However, we did also wash our car, get it serviced and the windscreen checked for leaks, launder our clothes, and from Vinnies purchase a mixing bowl to replace the one we recently broke and buy Laura an awesomely bright shirt. Win.
Oh, and we can’t neglect to mention Jono’s overly enthusiastic purchase of a bargain-priced family-sized custard tart (“it’s only $4!”). It took just one slice for Jono to realise just how much tart he was in for. To his credit, he did get through it (Laura helped out with a couple of pieces). So far on this trip we’ve not wasted or thrown out one skerrick of food, which is something we want to continue.
It was also while in Port Lincoln, wandering the streets with Ned waiting for our car to be serviced, that we finally christened our troop with a name. Everyone, meet Tennyson. Troopys have their own kind of poetry.
From Port Lincoln we headed north-west to Drummond Point where we overnighted on cliffs overlooking a wonderful sunset.
We also just about wet our pants laughing on the way in, when, in his haste to be first out of the car, Ned vaulted into the front and somehow landed face-first between the two seats and got stuck. We really can’t do the scene justice but suffice to say we’ll never forget the sight of his wiggling bum sticking up in the air.
Waking with the sun at Drummond Point the next morning was our first proper realisation that we are camping in South Australia in winter. Yes, Laura has already been wearing about five layers a day plus a blanket as a skirt over jeans, but this was the first morning the cold really slapped us around.
The wind stung our eyes and burned our faces and made our hands so cold they hurt. Getting dressed hurt, packing up hurt, jamming our fingers hurt much more than usual. And when things wouldn’t fit in their places, Jono snided Laura’s shoes, and then his ears hurt because she got the strops at him. But all was ok once we’d defrosted. Then it was time to find Jono some surf.
We headed into some sand dunes and in our enthusiasm to reach the waves, immediately got bogged like the city gronks we are. Then followed laughing, digging and tyre deflating which, happily, didn’t take too long.
Pulling up at the water’s edge where Jono wanted to paddle out, no one else was there. The combination of freezing water, stabby rocks and lack of people to share in the white pointer lottery (no way was Laura joining him on that shallow reef break) meant that some amping was required before he felt ready to go in.
So, while Jono watched the waves, Laura took advantage of the sunny weather and made French toast, a batch of burger patties, and chia pudding. She also made a huge mess. Getting used to our kitchen layout is definitely a work in progress.
By the time she was finished, Jono was suited up and jittering about. After being shown the ins and outs of the camera set-up and forcing Jono to listen seriously to her instructions (scan water constantly, double-arm wave = “get the hell out of there”), she and Ned watched nervously as Jono paddled out.
Thankfully, no sharks were spotted, although an enormous pod of dolphins swam past, some of whom came right up to Jono and jumped out of the water just metres away.
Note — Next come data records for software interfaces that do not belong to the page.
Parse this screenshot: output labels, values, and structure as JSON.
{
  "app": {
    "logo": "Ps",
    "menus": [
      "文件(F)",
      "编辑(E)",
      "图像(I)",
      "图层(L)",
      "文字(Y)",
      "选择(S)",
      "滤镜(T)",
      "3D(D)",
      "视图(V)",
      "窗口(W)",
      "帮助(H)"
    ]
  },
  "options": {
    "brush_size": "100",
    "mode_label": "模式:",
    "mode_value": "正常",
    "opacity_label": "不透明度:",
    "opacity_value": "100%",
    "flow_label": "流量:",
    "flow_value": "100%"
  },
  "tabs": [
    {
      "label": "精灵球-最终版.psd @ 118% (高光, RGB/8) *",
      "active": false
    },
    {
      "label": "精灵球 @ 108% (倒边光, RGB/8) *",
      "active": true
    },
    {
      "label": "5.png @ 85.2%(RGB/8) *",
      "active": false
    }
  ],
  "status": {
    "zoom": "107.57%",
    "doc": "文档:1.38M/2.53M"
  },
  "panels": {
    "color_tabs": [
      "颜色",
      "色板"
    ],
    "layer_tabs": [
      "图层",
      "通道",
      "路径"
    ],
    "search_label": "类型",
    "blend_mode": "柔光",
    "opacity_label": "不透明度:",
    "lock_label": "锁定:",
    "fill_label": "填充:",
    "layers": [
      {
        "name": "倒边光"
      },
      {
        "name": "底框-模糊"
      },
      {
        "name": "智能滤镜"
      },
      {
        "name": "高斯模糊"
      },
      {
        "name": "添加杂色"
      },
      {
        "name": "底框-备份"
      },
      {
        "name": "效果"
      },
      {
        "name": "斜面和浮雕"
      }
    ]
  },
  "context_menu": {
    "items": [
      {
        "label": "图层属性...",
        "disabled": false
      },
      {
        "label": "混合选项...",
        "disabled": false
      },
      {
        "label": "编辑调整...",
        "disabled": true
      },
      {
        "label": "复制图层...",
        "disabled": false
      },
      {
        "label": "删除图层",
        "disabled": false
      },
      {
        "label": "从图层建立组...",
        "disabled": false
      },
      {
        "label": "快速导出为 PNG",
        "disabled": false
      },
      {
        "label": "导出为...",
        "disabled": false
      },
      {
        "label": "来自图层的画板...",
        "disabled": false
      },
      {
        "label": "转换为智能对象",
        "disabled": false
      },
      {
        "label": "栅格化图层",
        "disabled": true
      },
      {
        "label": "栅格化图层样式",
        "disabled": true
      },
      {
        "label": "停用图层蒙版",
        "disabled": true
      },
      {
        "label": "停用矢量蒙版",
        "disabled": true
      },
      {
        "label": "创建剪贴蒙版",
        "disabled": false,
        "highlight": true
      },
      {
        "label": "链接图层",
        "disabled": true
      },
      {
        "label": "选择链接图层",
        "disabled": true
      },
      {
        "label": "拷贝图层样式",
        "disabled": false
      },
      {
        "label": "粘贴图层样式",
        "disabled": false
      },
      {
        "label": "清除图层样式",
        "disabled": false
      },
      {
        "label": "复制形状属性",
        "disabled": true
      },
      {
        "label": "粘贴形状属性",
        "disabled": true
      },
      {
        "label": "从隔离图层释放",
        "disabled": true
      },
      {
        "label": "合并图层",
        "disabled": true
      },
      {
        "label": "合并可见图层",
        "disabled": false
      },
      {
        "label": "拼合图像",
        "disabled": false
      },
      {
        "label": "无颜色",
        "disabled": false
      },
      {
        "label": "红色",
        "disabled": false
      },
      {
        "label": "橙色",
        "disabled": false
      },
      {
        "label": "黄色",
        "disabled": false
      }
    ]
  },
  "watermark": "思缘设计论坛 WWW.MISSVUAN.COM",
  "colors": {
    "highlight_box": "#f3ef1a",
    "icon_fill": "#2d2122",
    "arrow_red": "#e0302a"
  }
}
Laura and Ned were very glad when Jono returned unscathed. The next morning, they were confused as to why he would go in on his own again (in a wet wetsuit, no less), on an overcast, even sharkier looking day with much less favourable wind.
As the not-so-favourable wind was set to continue, we decided to pack up and head back to Drummond Point for a few days, which is where we are now, bellies full of burgers and having witnessed a gorgeous sunset.
No Jonoisms to report this week, probably because he’s been too full of tart. Laura has made peace with the fridge and is happy to say they’re getting along quite well. As for showers, our last hot ones took place in Melbourne and are but a distant memory. Two weeks and counting, folks.